We all had a scratch and sniff book growing up. We would marvel at how accurately the artificial scent matched the real thing. But there are legal consequences to an officer detecting an odor of marijuana. If an officer smells canibus coming from your car, everything and everyone in your vehicle can be searched.
This is because the odor of cannabis supposedly provides an officer probable cause that there is illegal marijuana in the car. Probable cause tends to be a touchy subject. When the law says that a police officer has “probable cause,” what it means is that the officer has reason to believe there is “a fair probability that contraband or evidence of a crime will be found in a particular place.”
But, times are changing. There’s legal marijuana now, hemp, CBD infused everything.
Well, legal hemp and legal marijuana smell exactly like illegal marijuana. So, should the odor of cannabis still provide “probable cause” to search a vehicle? It seems that this position needs to give a little.
With that in mind, let’s take a look at a hypothetical. Let’s say you’re stopped for not having your headlights on. When the officer comes to your window, he claims that he smells the odor of cannabis. Based on this, he searches both you and the car. Nothing is found on you, but inside your car, he finds a bag of weed and a pill bottle with some other illegal drug. You end up facing drug charges, or even marijuana dui charges.
Related article: Can someone get a DUI for using CBD oil?
In theory, we could file a Motion to Suppress all the evidence found in the car, arguing that the officer didn’t have probable cause to search because the scent of marijuana could have been from a perfectly legal substance.
Effective July 30, 2019, Senate Bill 1020 (the “Hemp” Bill) makes the cannabis plant legal in the State of Ohio.

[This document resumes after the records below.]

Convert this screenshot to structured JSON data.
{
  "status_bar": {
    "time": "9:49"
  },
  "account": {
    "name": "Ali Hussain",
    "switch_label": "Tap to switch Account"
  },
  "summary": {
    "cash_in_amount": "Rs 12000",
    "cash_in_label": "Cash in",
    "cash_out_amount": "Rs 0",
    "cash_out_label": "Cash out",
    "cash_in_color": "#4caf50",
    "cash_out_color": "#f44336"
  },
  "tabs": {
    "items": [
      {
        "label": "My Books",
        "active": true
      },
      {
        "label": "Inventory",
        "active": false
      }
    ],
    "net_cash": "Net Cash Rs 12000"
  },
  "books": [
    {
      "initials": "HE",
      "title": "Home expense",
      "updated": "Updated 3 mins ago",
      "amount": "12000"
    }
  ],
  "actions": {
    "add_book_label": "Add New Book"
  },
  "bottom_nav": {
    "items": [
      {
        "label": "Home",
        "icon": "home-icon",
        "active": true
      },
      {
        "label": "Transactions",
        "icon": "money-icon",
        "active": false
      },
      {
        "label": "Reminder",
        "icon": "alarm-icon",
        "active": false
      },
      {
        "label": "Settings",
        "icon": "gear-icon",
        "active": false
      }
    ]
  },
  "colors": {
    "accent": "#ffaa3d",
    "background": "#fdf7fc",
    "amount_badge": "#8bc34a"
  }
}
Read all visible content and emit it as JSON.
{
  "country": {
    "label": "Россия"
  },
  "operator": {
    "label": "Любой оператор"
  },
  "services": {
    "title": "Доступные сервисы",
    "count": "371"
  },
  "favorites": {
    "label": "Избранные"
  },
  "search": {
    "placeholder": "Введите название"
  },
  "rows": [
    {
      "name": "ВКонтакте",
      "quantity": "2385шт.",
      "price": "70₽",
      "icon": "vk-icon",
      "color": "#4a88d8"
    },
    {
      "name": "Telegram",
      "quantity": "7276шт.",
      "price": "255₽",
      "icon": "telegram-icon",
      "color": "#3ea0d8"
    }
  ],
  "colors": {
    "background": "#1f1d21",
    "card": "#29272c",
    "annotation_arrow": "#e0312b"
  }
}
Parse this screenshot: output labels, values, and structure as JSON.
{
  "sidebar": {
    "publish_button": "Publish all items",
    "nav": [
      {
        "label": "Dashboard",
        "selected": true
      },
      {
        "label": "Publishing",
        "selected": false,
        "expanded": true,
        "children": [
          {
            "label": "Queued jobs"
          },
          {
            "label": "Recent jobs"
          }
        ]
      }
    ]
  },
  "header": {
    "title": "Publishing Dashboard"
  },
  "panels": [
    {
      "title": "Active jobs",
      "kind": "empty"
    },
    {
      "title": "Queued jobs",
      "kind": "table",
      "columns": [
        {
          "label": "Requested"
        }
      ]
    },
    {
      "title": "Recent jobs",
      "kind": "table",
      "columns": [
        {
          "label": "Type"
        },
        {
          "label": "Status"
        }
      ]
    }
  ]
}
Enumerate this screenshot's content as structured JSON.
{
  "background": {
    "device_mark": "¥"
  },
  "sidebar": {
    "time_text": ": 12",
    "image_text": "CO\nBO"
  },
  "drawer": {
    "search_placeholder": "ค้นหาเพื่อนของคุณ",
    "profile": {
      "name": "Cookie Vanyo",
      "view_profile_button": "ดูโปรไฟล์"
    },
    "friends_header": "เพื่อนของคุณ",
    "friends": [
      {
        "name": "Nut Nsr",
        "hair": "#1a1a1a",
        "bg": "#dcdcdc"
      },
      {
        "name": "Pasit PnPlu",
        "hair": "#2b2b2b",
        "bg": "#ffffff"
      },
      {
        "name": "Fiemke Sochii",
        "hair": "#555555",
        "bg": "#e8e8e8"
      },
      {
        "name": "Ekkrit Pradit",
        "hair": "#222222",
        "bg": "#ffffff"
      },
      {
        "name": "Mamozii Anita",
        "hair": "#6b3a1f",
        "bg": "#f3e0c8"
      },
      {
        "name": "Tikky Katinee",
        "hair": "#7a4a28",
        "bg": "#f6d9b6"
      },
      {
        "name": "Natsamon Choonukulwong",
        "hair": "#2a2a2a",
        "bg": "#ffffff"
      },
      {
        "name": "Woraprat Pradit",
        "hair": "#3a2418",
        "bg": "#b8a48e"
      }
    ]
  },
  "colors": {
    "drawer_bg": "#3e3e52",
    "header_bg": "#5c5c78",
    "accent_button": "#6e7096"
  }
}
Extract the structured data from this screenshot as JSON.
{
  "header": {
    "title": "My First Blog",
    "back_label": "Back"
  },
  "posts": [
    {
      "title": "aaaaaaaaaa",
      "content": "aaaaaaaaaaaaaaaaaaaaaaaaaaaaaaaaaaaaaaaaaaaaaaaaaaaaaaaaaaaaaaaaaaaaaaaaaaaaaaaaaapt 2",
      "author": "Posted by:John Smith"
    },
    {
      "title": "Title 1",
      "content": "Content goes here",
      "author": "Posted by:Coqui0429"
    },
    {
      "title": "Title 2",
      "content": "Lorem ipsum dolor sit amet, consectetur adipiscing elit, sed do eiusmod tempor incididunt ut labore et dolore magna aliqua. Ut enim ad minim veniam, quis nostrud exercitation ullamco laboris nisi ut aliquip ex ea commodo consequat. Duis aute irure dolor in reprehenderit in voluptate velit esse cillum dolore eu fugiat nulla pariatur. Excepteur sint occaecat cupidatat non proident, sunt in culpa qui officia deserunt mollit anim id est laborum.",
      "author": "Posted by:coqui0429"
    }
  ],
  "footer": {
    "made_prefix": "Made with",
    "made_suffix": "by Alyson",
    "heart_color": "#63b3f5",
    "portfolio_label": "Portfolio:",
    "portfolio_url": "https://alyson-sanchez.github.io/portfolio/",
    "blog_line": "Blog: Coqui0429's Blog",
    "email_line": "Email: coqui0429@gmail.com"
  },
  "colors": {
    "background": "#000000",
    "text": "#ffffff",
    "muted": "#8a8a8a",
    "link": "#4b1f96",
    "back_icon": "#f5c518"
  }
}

This creates a problem for law enforcement because the plant is exactly the same as a marijuana plant, however, it is used for the THC content only. So not only does it smell like fresh illegal cannabis, it looks exactly like illegal marijuana. In fact, it takes a lab test to sort out the difference.
So the question remains, is there still “a fair probability that contraband or evidence of a crime will be found?”
Most states have made medical marijuana legal, but still permit a search of a vehicle based upon the odor of cannabis, but I’m not convinced that the odor of cannabis will always provide probable cause for a search.
For another hypothetical, let’s say you have a bunch of cars parked outside of a legal medical marijuana dispensary. Let’s say law enforcement waits until a patient pulls out of the dispensary parking lot, then pulls the car over. The officer searches the car based upon the odor of fresh cannabis. Does this still qualify a legal search?
A change in the probable cause policy is sure to be re-evaluated in the future, but till then, if you’ve been charged with possession of illegal drugs, I’m here to help.